Exercise brief:
Collect each line of the records containing the string "this".

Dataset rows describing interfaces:

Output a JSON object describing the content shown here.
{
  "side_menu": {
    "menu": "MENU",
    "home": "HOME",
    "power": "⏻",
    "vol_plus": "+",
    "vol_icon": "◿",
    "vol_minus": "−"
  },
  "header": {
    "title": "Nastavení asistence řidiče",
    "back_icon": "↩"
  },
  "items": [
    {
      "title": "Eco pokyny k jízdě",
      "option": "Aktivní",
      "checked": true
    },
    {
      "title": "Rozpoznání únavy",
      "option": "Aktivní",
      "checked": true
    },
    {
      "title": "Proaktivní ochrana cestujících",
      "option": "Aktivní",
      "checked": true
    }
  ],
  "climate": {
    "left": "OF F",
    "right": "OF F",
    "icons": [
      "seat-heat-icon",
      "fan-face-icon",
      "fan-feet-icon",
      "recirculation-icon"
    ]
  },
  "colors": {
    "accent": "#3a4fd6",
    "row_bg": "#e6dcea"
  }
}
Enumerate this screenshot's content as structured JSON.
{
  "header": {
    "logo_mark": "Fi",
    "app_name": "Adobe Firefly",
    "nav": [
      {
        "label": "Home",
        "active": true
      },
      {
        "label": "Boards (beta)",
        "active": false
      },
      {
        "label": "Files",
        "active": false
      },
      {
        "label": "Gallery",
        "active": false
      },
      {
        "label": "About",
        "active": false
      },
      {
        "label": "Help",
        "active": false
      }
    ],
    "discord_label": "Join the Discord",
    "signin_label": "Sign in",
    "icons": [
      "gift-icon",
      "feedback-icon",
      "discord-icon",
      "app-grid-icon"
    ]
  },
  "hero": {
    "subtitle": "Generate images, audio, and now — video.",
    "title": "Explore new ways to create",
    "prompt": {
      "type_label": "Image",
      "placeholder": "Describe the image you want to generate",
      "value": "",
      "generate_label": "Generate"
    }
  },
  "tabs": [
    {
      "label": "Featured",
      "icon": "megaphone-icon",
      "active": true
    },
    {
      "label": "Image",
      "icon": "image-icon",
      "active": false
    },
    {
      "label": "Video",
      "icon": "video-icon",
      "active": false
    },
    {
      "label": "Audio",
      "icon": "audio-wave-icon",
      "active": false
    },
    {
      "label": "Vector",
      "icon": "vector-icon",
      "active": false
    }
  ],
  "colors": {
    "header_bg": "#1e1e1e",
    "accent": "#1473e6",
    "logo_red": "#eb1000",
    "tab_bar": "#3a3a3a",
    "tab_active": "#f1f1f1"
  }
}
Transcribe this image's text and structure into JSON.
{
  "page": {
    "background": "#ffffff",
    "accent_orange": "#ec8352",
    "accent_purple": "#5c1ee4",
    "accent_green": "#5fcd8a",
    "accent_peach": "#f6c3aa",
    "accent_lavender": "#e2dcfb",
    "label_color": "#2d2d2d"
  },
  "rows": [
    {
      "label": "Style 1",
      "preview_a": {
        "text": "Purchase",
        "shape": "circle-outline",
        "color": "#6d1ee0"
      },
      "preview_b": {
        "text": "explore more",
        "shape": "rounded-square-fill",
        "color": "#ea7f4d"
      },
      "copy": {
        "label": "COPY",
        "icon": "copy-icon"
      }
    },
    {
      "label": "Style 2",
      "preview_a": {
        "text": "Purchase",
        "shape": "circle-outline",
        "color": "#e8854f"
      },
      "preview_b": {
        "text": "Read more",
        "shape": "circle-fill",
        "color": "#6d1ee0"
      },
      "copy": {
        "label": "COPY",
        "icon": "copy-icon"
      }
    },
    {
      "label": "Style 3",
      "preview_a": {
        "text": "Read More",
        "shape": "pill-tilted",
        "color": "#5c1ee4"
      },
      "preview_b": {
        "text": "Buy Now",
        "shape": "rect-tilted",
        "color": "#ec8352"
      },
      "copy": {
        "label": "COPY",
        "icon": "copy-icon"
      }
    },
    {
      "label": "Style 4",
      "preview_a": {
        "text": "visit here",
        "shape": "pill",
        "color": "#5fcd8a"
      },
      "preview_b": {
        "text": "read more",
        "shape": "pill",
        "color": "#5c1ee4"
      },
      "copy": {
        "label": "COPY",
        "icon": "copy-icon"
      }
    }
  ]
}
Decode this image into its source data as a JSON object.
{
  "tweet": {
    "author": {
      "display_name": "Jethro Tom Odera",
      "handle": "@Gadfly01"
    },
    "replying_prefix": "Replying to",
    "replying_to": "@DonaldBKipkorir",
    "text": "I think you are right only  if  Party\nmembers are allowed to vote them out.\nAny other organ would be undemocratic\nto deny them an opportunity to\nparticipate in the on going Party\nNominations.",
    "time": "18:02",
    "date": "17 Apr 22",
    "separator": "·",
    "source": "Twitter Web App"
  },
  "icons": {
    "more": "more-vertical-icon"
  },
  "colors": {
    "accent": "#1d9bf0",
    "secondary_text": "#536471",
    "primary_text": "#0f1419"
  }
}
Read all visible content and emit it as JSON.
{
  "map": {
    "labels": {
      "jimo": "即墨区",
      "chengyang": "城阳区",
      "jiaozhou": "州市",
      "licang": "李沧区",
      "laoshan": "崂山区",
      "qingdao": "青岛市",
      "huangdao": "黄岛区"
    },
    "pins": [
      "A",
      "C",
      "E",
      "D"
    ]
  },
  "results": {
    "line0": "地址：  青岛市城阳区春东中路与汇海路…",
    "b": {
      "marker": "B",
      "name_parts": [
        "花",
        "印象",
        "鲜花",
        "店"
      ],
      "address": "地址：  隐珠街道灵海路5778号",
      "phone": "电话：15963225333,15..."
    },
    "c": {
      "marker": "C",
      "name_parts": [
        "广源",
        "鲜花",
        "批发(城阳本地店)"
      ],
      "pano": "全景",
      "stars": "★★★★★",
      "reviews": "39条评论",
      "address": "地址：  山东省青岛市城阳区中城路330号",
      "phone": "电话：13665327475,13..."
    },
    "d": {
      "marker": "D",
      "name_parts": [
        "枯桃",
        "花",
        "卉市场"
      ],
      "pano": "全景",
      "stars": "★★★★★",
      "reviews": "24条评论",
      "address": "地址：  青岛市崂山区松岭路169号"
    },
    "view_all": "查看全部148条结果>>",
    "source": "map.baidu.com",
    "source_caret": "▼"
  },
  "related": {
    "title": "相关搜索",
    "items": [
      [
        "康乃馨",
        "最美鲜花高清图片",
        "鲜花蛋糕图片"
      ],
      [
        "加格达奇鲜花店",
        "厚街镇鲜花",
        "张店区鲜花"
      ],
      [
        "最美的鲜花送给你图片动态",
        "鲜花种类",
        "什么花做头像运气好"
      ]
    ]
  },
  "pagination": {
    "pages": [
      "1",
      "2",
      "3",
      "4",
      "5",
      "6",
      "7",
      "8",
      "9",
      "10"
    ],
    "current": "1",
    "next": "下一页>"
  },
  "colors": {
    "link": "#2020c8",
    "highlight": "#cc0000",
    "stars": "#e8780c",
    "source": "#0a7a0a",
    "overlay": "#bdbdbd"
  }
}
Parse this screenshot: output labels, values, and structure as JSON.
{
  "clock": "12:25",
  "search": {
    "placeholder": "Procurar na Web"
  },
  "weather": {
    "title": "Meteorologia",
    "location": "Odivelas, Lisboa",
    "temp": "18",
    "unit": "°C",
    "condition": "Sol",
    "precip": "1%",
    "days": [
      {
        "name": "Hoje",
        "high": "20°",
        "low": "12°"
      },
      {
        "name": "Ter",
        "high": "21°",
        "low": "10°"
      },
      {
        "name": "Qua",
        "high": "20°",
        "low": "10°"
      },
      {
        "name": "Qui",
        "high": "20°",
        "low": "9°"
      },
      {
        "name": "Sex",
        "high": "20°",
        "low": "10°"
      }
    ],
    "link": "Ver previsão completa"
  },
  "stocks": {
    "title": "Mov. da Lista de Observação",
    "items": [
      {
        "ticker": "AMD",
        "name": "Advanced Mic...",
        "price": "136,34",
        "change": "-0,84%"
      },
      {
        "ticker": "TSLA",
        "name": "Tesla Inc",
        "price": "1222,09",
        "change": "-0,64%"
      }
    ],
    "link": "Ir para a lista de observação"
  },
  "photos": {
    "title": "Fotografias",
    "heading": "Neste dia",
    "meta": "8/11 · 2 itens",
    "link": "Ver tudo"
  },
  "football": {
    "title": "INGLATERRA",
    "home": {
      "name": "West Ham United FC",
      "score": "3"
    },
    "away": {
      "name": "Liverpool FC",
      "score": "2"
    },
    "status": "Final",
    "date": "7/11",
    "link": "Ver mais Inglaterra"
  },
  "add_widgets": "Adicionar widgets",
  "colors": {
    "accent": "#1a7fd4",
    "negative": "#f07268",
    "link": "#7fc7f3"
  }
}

The answer:
Enumerate this screenshot's content as structured JSON.
Transcribe this image's text and structure into JSON.
Decode this image into its source data as a JSON object.
Parse this screenshot: output labels, values, and structure as JSON.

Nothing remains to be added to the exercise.